Doing It the Unconventional Way

Saudara Aslam Abdul Jalil (second from left), former captain of the Malay debating team from Class of 2007 today is awarded a scholarship from JPA to read economics at Australian National University in Canberra.

It's not the scholarship itself that is worth posting an entry here, it's the unconventional way he went about his path after MCKK.

Aslam did less well relative to his peers in SPM that he did not get a scholarship offer after SPM. Most other people would have taken the next logical step of going to local public universities, of which he did receive a lot of offers.

One week after SPM, some of them congregated at my place to decide on their options post SPM. The majority chose the logical options.

He told me that he wanted to have another go at overseas scholarship and going to matriculation means that option is limited (or as good as closed to him). So he wanted to do STPM in his hometown in Cameron Highlands and wanted to know what I thought about it.

I was actually thinking along the same line and since he was quite focused about what he wanted in his life, we supported him all along.

Of course it was not easy.

Back in MCKK, a decision to pursue STPM always receives not-so-warm response from most of the teachers; some of them would even deride it. Of late, each year after SPM results are announced, some quarters would make examples of this and that student who was bad in school and ended up ONLY doing STPM (hence the padan muka anecdote at the end).

For a well known student like him, I am sure it was difficult to face all this - with most of the world looking down at you and considered you as a failure.

He also had to get used to going to day school - that means walking to school, wearing school uniform with un-MCKK colours (like purple blazers etc.), put up with an environment so alien and suddenly found himself surrounded by non-Malays as not many Malays pursue STPM.

But that's where my selfish motive was - I think it was important for him to prove to himself and us that Malays too can do well in STPM and it's a route that parents should be more open about.

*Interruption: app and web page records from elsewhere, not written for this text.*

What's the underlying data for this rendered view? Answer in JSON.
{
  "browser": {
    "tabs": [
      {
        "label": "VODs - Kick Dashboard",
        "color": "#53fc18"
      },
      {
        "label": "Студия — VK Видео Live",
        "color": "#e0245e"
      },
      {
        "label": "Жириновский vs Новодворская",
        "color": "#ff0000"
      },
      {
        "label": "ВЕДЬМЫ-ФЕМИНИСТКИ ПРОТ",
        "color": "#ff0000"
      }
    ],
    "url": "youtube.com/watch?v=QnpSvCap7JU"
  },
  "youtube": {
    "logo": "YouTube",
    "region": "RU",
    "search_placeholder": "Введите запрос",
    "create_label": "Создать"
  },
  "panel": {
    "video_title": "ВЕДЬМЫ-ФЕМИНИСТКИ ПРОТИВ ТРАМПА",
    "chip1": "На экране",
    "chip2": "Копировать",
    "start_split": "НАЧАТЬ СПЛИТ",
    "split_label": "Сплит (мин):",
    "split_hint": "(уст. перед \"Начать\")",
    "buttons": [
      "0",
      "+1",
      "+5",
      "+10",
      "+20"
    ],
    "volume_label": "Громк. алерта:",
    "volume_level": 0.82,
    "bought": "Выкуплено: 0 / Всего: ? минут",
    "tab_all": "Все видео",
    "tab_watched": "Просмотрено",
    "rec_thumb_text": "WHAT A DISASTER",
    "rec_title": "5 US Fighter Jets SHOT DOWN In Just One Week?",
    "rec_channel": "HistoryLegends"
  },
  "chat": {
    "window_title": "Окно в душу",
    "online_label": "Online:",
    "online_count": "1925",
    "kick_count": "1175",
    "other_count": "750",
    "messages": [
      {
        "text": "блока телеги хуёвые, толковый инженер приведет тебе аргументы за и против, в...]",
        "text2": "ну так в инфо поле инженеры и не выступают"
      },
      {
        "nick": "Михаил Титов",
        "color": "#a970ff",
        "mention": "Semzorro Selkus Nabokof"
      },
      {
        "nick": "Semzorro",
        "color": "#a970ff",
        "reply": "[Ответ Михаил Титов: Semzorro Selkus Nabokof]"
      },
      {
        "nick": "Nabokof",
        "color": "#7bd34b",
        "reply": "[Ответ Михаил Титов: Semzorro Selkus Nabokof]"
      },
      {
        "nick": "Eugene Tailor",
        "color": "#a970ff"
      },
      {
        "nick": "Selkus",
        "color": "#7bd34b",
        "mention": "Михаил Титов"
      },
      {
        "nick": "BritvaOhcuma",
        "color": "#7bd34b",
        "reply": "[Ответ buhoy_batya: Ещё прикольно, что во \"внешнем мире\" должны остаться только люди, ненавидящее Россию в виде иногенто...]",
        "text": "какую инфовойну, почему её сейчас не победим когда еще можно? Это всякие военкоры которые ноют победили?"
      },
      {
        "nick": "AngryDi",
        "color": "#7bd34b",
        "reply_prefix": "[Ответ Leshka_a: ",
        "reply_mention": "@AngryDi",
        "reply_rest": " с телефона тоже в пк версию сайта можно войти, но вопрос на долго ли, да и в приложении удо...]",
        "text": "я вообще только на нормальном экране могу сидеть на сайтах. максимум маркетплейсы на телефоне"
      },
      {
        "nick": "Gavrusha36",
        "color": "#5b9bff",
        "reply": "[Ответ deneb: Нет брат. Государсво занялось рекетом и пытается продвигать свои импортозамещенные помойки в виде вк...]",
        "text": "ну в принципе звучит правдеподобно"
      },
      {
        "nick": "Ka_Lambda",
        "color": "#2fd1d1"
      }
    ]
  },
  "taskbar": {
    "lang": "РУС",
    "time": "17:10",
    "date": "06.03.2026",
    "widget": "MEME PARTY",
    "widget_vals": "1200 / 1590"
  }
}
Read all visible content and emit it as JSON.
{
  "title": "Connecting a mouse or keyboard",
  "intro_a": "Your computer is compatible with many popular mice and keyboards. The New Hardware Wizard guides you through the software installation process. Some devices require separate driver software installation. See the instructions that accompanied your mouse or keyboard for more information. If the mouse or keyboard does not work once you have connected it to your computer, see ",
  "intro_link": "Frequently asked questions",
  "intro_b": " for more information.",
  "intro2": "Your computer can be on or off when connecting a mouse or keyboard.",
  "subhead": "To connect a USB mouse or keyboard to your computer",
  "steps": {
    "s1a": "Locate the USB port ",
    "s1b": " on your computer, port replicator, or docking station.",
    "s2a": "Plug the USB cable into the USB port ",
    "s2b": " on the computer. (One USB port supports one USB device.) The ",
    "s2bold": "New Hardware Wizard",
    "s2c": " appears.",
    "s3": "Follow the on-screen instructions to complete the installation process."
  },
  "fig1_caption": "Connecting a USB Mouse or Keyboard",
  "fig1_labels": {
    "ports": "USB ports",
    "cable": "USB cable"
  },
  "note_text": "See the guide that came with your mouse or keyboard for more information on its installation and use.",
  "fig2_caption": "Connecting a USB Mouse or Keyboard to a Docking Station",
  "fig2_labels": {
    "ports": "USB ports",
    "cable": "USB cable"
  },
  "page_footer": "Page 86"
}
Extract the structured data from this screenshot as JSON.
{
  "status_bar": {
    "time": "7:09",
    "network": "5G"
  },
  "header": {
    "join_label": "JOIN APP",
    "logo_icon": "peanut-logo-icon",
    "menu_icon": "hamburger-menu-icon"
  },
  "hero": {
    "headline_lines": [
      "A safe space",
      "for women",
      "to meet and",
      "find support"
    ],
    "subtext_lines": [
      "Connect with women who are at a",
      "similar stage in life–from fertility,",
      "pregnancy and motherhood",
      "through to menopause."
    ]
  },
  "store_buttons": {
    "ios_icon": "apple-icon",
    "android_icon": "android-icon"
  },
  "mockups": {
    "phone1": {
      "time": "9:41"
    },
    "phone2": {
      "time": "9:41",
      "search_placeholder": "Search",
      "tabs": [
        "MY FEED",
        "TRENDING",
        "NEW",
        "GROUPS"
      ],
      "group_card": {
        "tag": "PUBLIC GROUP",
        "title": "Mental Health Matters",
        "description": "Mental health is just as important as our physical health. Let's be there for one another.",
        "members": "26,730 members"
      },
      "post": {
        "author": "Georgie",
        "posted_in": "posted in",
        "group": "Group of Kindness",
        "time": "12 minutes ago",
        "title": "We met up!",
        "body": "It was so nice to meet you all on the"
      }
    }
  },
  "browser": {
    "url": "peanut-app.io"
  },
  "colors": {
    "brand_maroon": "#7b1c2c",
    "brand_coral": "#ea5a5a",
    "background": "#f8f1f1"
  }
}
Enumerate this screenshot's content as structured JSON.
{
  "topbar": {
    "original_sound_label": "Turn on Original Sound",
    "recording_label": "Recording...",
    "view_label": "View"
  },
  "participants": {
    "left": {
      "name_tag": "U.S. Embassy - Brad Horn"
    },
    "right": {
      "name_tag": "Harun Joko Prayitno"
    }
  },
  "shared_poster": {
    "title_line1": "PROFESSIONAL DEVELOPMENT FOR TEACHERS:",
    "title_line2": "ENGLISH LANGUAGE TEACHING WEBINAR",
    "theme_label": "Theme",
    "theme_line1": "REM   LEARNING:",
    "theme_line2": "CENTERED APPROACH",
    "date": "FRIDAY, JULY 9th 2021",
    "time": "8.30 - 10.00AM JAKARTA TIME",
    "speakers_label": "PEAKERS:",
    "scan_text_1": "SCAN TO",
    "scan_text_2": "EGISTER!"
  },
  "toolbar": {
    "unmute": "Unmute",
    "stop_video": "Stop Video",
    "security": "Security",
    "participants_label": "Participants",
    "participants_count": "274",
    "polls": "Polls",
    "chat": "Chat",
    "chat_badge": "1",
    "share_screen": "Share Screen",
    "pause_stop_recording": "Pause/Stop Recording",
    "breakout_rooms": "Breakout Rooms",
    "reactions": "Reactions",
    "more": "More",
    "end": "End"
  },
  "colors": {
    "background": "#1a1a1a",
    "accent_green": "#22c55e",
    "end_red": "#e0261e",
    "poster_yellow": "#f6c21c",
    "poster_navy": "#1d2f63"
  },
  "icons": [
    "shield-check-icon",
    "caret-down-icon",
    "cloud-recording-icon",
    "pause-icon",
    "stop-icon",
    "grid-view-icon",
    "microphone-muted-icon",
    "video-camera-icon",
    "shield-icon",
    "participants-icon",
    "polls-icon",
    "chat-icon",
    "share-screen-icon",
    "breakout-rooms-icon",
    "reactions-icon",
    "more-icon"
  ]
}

The journey and adjustments with the day school routine and encounters with non-Malay students would have built his character even more and added flexibility to his world view.

He didn't get the STPM results he wanted (straight As) but it was enough to get offers from a few of Australian top universities.

With the offer, he went on to apply for JPA scholarships and alhamdulillah, today the result is out for him.

I guess he would miss another 6 months before the term opens for enrollment in Australia, but that is nothing compared to achieving a goal you set for yourself despite all the odds.

Sometimes we have to be open to unconventional ways to go where we want to go.

What Aslam did is what any other MCKK students should always strive to do - have the courage to do what you think is right, no matter what other people say about it :-)


  1. Robert Frost's "The Road Not Taken" crossed my TGIF-mind reading this post - a heartwarming one.

    My best wishes to Adik Aslam. Albert Einstein says, "Try not to be a man of success but rather try to be a man of values". Yes, success can be cheap but to be a man of values, that's priceless.


  2. Anonymous12:28 PM

    so,to those educators back at koleq who always condemning all those form 6 students,take a heed from this la ya?don't just simply label people as unsuccessful just coz they din go the ways that you thought as 'successful'

  3. heh aku dulu register for form 6 what.. but yeah, the perception is that kalau buat form 6 ni, you're not good enough ..

  4. bcp unlmtd7:01 PM

    kau memang lain bro..

  5. kepala tujuh puluhan12:22 AM

    mungkin e67 ada plan nak join arqam, sbb tu dia nak masuk f6.....mungkin....tak gitu bcp unlmtd?

    on a serious note, tabing spring kat Mr Aslam. Against the odds. And succeed.I loike!

  6. Tahniah Aslam

  7. epit, aslam lain lah

  8. Anonymous1:21 PM

    Cik Noni

    Request permisi to cross post in mcoba website?
    Thanks, Amir

  9. Bro Amir

    By all means :-)

  10. don't understand the racial connotations to this post. do you mean that aslam did spm just to prove that his race could perform, instead of an individual desire to do well?

    do we still have to divide according to race now?

  11. all the best to aslam

  12. Joyce,

    You are extrapolating too much. There is no racial connotations - it is a shift in the mindset of the younger malays that slowly debunks many racial divides before.

    One such racial divide was that STPM is for Malay failures and it's too difficult. The other side of the coin is the non-Malays' perception that Malays who go on to do matriculation etc are not good because they do not attempt the more difficult STPM.

    Look at it positively.

    When more and more younger Malays choose to compete head on and have more courage to go into territories alien to them - that's when slowly you can break the racial divide.

    Breaking that racial divide means a lot of us must begin to view things more positively when it has positive effect on race relations in this country - not to unnecessarily jump all the time ;-)

  13. I know Aslam. He is a wonderful person.

    I wonder how those in MCKK feel that many non - Malays who do very well in exams - straight As(SPM, STPM), are not offered scholarships to overseas.

    Is this fair?